3. The Affective Dimension

This describes the shared feelings and attitudes within a culture, the emotional aspect of life. It is seen in expressions, such as art, music, literature, sports, fashion, housing, cars, etc. It also applies to how people interact with each other and the way they communicate love, hate, excitement, acceptance, rejection, etc. This aspect is a significant challenge for the cross-cultural evangelist in that feelings and attitudes vary from one culture to the next. For example, some cultures are fear based and so the evangelist needs to think about presenting the gospel in a way that addresses this.

3. The Evaluative Dimension

This is the basis by which a culture decides what is right or wrong, true or false, liked or disliked. Hiebert explains that this forms a culture’s moral code that is used to determine what is seen as sinful behavior or righteous behavior.5 The cross-cultural evangelist has to be willing to learn what this looks like in a particular culture and how to then present the gospel in way that is accepted as right and true.

God’s perfect plan is for the church to be in the world, reaching it with the gospel.
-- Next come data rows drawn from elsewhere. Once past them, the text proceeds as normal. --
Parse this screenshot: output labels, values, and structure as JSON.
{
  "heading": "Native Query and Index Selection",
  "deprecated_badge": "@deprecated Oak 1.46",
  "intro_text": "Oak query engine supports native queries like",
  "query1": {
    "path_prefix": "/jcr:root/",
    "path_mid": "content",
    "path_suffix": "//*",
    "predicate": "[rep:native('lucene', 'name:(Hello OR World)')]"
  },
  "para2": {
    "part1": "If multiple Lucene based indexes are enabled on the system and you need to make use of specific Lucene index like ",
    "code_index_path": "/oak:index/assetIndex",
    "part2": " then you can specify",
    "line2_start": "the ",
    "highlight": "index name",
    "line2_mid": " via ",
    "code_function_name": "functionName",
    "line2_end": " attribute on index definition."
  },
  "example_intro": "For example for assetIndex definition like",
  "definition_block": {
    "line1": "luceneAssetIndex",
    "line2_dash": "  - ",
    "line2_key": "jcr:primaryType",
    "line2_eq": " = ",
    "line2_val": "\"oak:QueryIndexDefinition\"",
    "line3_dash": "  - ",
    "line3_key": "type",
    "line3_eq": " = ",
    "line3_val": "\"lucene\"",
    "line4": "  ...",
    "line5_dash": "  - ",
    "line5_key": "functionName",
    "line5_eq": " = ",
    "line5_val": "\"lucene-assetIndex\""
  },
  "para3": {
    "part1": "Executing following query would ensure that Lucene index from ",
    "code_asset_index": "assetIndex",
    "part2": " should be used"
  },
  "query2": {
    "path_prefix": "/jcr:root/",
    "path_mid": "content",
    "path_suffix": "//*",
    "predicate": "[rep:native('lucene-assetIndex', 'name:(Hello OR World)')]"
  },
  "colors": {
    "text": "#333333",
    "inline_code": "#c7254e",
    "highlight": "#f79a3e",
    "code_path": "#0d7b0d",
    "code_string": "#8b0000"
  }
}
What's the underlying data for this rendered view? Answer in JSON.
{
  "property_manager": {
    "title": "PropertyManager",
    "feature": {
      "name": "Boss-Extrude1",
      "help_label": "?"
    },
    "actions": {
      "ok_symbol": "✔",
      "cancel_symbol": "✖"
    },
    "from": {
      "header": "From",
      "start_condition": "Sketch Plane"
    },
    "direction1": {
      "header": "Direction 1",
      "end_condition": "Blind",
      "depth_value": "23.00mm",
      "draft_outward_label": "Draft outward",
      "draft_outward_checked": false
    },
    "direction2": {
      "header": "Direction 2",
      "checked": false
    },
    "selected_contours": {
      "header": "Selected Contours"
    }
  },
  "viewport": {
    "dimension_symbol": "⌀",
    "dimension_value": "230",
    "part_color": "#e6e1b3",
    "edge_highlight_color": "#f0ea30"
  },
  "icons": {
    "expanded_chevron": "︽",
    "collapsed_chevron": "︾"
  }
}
The church belongs to him and so his ways are above any human/ cultural ways. We discover his ways in the Bible, and out of this understand that there are core principles that are both above all cultures and at the same time applicable to all cultures. The challenge for Christians is to hold on to this principle as they live out the gospel in the cultures of the world.


Harris, Murray J., Andreas J. Köstenberger, and Robert W. Yarbrough. 2015. John. Exegetical Guide to the Greek New Testament. Nashville, TN: B&H Academic.

Hiebert, Paul. 1985. Anthropological Insights for Missionaries. Grand Rapids, MI: Baker Book House.

Niebuhr, H. Richard. 1951. Christ and Cul

This article comes to you as a part
of the quarterly Reach Magazine.